What is required: In the material below, the lines containing the word "春风得意马蹄疾" are required; copy each of them.

□ □ □ □

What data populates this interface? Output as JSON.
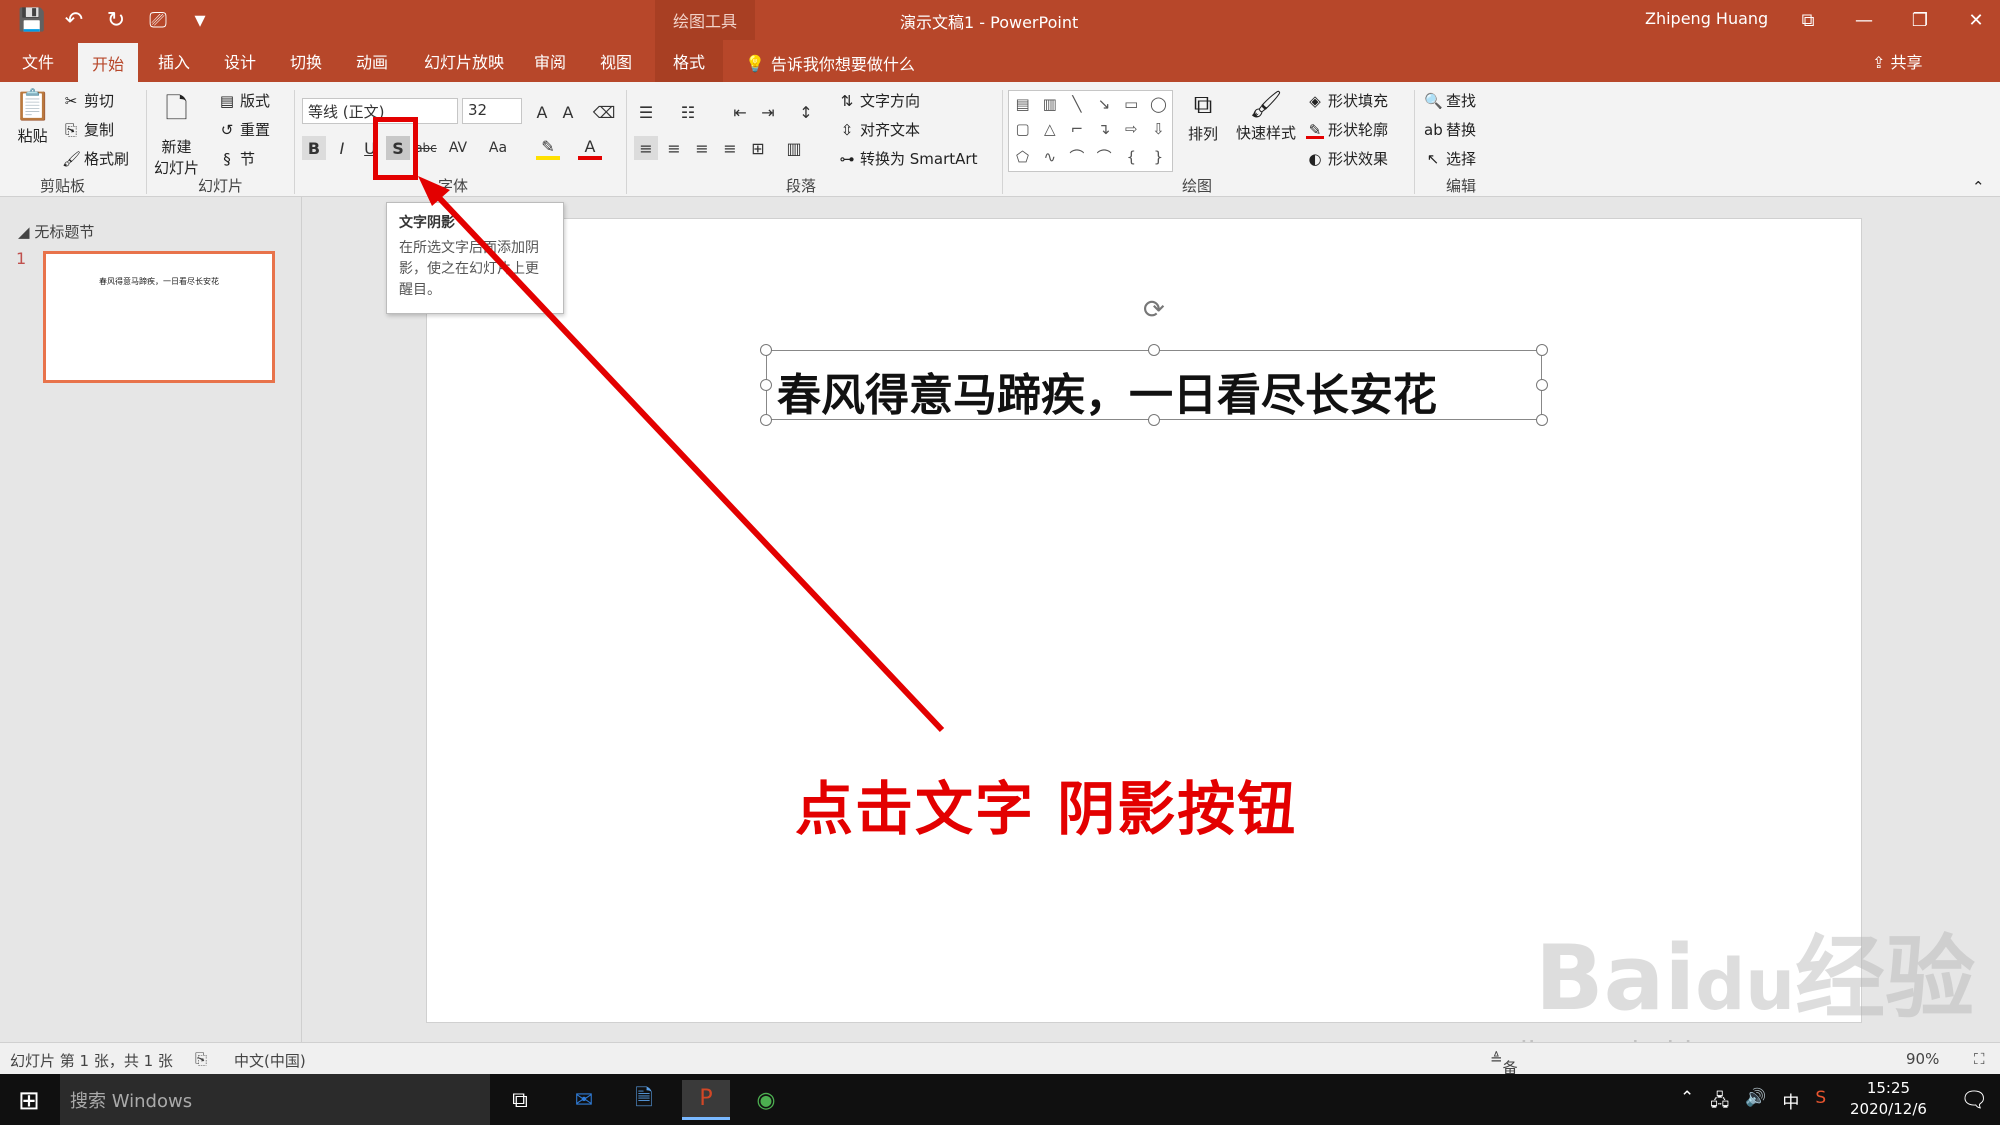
{
  "titlebar": {
    "context_label": "绘图工具",
    "doc_title": "演示文稿1  -  PowerPoint",
    "user": "Zhipeng Huang"
  },
  "tabs": {
    "file": "文件",
    "home": "开始",
    "insert": "插入",
    "design": "设计",
    "transitions": "切换",
    "animations": "动画",
    "slideshow": "幻灯片放映",
    "review": "审阅",
    "view": "视图",
    "format": "格式",
    "tellme": "告诉我你想要做什么",
    "share": "共享"
  },
  "ribbon": {
    "paste": "粘贴",
    "cut": "剪切",
    "copy": "复制",
    "format_painter": "格式刷",
    "clipboard_label": "剪贴板",
    "new_slide": "新建",
    "new_slide2": "幻灯片",
    "layout": "版式",
    "reset": "重置",
    "section": "节",
    "slides_label": "幻灯片",
    "font_name": "等线 (正文)",
    "font_size": "32",
    "font_label": "字体",
    "text_direction": "文字方向",
    "align_text": "对齐文本",
    "smartart": "转换为 SmartArt",
    "paragraph_label": "段落",
    "arrange": "排列",
    "quick_styles": "快速样式",
    "shape_fill": "形状填充",
    "shape_outline": "形状轮廓",
    "shape_effects": "形状效果",
    "drawing_label": "绘图",
    "find": "查找",
    "replace": "替换",
    "select": "选择",
    "editing_label": "编辑"
  },
  "tooltip": {
    "title": "文字阴影",
    "body": "在所选文字后面添加阴影，使之在幻灯片上更醒目。"
  },
  "pane": {
    "section_name": "无标题节",
    "slide_number": "1",
    "thumb_text": "春风得意马蹄疾，一日看尽长安花"
  },
  "slide": {
    "text": "春风得意马蹄疾，一日看尽长安花"
  },
  "annotation": "点击文字 阴影按钮",
  "status": {
    "slide_info": "幻灯片 第 1 张，共 1 张",
    "language": "中文(中国)",
    "notes": "备注",
    "zoom": "90%"
  },
  "taskbar": {
    "search": "搜索 Windows",
    "time": "15:25",
    "date": "2020/12/6",
    "ime": "中"
  },
  "colors": {
    "ppt_accent": "#b7472a",
    "annotation_red": "#e30000"
  }
}
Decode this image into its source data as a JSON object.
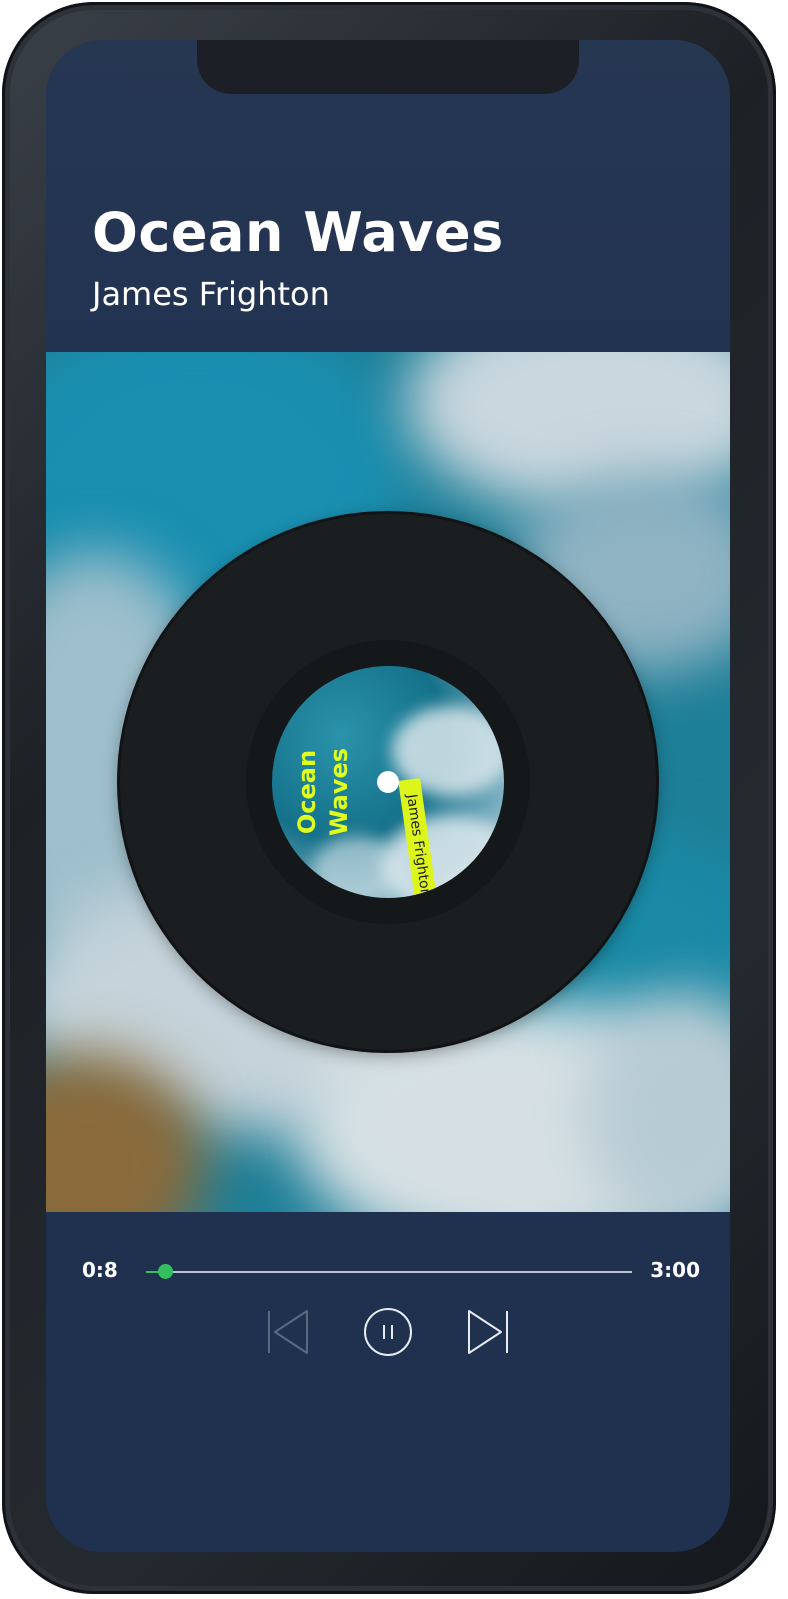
{
  "track": {
    "title": "Ocean Waves",
    "artist": "James Frighton"
  },
  "record_label": {
    "title_line1": "Ocean",
    "title_line2": "Waves",
    "artist": "James Frighton"
  },
  "player": {
    "current_time": "0:8",
    "total_time": "3:00",
    "progress": 0.04,
    "state": "playing",
    "controls": [
      "previous-icon",
      "pause-icon",
      "next-icon"
    ]
  },
  "colors": {
    "background": "#203150",
    "accent": "#35c060",
    "label_highlight": "#e0ff1e"
  }
}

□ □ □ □

Response to this exercise:
    "thumb_text": "春风得意马蹄疾，一日看尽长安花"
    "text": "春风得意马蹄疾，一日看尽长安花"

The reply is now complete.